Each line below should be copied exactly as it stands.

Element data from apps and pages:
☆ ☆ ☆ ☆ ☆ ☆ ☆

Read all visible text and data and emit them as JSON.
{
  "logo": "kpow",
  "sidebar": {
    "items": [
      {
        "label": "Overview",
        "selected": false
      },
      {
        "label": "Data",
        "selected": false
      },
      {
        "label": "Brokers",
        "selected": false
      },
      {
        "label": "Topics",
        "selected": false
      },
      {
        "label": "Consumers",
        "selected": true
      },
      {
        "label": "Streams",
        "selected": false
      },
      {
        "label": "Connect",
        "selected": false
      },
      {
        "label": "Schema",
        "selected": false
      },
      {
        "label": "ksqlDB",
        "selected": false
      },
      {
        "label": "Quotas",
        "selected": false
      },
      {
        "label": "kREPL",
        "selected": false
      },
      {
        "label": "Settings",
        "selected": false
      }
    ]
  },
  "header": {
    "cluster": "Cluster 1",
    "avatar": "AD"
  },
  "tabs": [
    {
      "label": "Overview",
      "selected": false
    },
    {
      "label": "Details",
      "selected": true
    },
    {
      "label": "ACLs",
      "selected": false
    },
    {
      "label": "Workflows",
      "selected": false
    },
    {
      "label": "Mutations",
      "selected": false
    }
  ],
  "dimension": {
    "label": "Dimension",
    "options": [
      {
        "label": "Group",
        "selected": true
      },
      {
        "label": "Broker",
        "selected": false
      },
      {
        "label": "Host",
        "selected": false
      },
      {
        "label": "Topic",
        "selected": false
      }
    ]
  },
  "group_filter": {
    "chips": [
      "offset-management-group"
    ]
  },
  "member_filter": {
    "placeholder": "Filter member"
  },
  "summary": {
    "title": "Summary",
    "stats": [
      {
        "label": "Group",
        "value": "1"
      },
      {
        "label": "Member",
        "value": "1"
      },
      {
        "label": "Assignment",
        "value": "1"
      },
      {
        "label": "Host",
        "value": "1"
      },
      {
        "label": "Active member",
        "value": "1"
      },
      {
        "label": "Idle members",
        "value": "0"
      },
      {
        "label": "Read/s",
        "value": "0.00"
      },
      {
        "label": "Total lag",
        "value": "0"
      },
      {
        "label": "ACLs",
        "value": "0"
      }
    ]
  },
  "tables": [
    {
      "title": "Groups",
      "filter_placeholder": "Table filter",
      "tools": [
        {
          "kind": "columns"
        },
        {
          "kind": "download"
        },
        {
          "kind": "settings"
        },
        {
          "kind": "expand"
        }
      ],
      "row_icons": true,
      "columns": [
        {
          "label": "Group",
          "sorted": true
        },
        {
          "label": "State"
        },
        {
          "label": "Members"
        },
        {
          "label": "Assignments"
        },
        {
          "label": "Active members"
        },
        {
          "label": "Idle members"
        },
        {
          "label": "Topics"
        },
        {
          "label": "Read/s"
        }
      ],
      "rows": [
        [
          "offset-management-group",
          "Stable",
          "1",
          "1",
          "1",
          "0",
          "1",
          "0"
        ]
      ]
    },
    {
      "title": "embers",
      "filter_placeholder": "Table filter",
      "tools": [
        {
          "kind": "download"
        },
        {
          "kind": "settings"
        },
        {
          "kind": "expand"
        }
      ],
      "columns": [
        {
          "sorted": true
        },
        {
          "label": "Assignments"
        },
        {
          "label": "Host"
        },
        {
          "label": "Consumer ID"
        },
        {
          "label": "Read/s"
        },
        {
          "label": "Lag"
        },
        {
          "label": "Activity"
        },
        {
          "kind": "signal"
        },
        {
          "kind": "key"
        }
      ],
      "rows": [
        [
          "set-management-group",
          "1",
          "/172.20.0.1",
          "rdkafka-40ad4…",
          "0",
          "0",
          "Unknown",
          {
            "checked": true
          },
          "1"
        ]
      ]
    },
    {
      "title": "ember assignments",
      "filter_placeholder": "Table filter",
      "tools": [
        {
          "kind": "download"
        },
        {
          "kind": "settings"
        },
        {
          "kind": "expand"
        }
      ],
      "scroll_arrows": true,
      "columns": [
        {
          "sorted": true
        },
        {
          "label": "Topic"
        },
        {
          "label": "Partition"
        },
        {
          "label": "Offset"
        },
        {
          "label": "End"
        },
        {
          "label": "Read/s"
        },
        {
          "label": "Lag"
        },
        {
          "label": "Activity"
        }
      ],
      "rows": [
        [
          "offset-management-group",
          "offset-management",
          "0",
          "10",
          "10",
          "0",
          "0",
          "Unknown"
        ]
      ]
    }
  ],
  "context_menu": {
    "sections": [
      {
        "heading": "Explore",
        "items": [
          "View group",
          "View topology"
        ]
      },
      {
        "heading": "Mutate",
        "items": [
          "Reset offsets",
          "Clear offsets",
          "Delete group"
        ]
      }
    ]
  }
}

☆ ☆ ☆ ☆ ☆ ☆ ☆

■ EXERCISE SOLUTION:
Read all visible text and data and emit them as JSON.
{
  "logo": "kpow",
  "sidebar": {
    "items": [
      {
        "label": "Overview",
        "selected": false
      },
      {
        "label": "Data",
        "selected": false
      },
      {
        "label": "Brokers",
        "selected": false
      },
      {
        "label": "Topics",
        "selected": false
      },
      {
        "label": "Consumers",
        "selected": true
      },
      {
        "label": "Streams",
        "selected": false
      },
      {
        "label": "Connect",
        "selected": false
      },
      {
        "label": "Schema",
        "selected": false
      },
      {
        "label": "ksqlDB",
        "selected": false
      },
      {
        "label": "Quotas",
        "selected": false
      },
      {
        "label": "kREPL",
        "selected": false
      },
      {
        "label": "Settings",
        "selected": false
      }
    ]
  },
  "header": {
    "cluster": "Cluster 1",
    "avatar": "AD"
  },
  "tabs": [
    {
      "label": "Overview",
      "selected": false
    },
    {
      "label": "Details",
      "selected": true
    },
    {
      "label": "ACLs",
      "selected": false
    },
    {
      "label": "Workflows",
      "selected": false
    },
    {
      "label": "Mutations",
      "selected": false
    }
  ],
  "dimension": {
    "label": "Dimension",
    "options": [
      {
        "label": "Group",
        "selected": true
      },
      {
        "label": "Broker",
        "selected": false
      },
      {
        "label": "Host",
        "selected": false
      },
      {
        "label": "Topic",
        "selected": false
      }
    ]
  },
  "group_filter": {
    "chips": [
      "offset-management-group"
    ]
  },
  "member_filter": {
    "placeholder": "Filter member"
  },
  "summary": {
    "title": "Summary",
    "stats": [
      {
        "label": "Group",
        "value": "1"
      },
      {
        "label": "Member",
        "value": "1"
      },
      {
        "label": "Assignment",
        "value": "1"
      },
      {
        "label": "Host",
        "value": "1"
      },
      {
        "label": "Active member",
        "value": "1"
      },
      {
        "label": "Idle members",
        "value": "0"
      },
      {
        "label": "Read/s",
        "value": "0.00"
      },
      {
        "label": "Total lag",
        "value": "0"
      },
      {
        "label": "ACLs",
        "value": "0"
      }
    ]
  },
  "tables": [
    {
      "title": "Groups",
      "filter_placeholder": "Table filter",
      "tools": [
        {
          "kind": "columns"
        },
        {
          "kind": "download"
        },
        {
          "kind": "settings"
        },
        {
          "kind": "expand"
        }
      ],
      "row_icons": true,
      "columns": [
        {
          "label": "Group",
          "sorted": true
        },
        {
          "label": "State"
        },
        {
          "label": "Members"
        },
        {
          "label": "Assignments"
        },
        {
          "label": "Active members"
        },
        {
          "label": "Idle members"
        },
        {
          "label": "Topics"
        },
        {
          "label": "Read/s"
        }
      ],
      "rows": [
        [
          "offset-management-group",
          "Stable",
          "1",
          "1",
          "1",
          "0",
          "1",
          "0"
        ]
      ]
    },
    {
      "title": "embers",
      "filter_placeholder": "Table filter",
      "tools": [
        {
          "kind": "download"
        },
        {
          "kind": "settings"
        },
        {
          "kind": "expand"
        }
      ],
      "columns": [
        {
          "sorted": true
        },
        {
          "label": "Assignments"
        },
        {
          "label": "Host"
        },
        {
          "label": "Consumer ID"
        },
        {
          "label": "Read/s"
        },
        {
          "label": "Lag"
        },
        {
          "label": "Activity"
        },
        {
          "kind": "signal"
        },
        {
          "kind": "key"
        }
      ],
      "rows": [
        [
          "set-management-group",
          "1",
          "/172.20.0.1",
          "rdkafka-40ad4…",
          "0",
          "0",
          "Unknown",
          {
            "checked": true
          },
          "1"
        ]
      ]
    },
    {
      "title": "ember assignments",
      "filter_placeholder": "Table filter",
      "tools": [
        {
          "kind": "download"
        },
        {
          "kind": "settings"
        },
        {
          "kind": "expand"
        }
      ],
      "scroll_arrows": true,
      "columns": [
        {
          "sorted": true
        },
        {
          "label": "Topic"
        },
        {
          "label": "Partition"
        },
        {
          "label": "Offset"
        },
        {
          "label": "End"
        },
        {
          "label": "Read/s"
        },
        {
          "label": "Lag"
        },
        {
          "label": "Activity"
        }
      ],
      "rows": [
        [
          "offset-management-group",
          "offset-management",
          "0",
          "10",
          "10",
          "0",
          "0",
          "Unknown"
        ]
      ]
    }
  ],
  "context_menu": {
    "sections": [
      {
        "heading": "Explore",
        "items": [
          "View group",
          "View topology"
        ]
      },
      {
        "heading": "Mutate",
        "items": [
          "Reset offsets",
          "Clear offsets",
          "Delete group"
        ]
      }
    ]
  }
}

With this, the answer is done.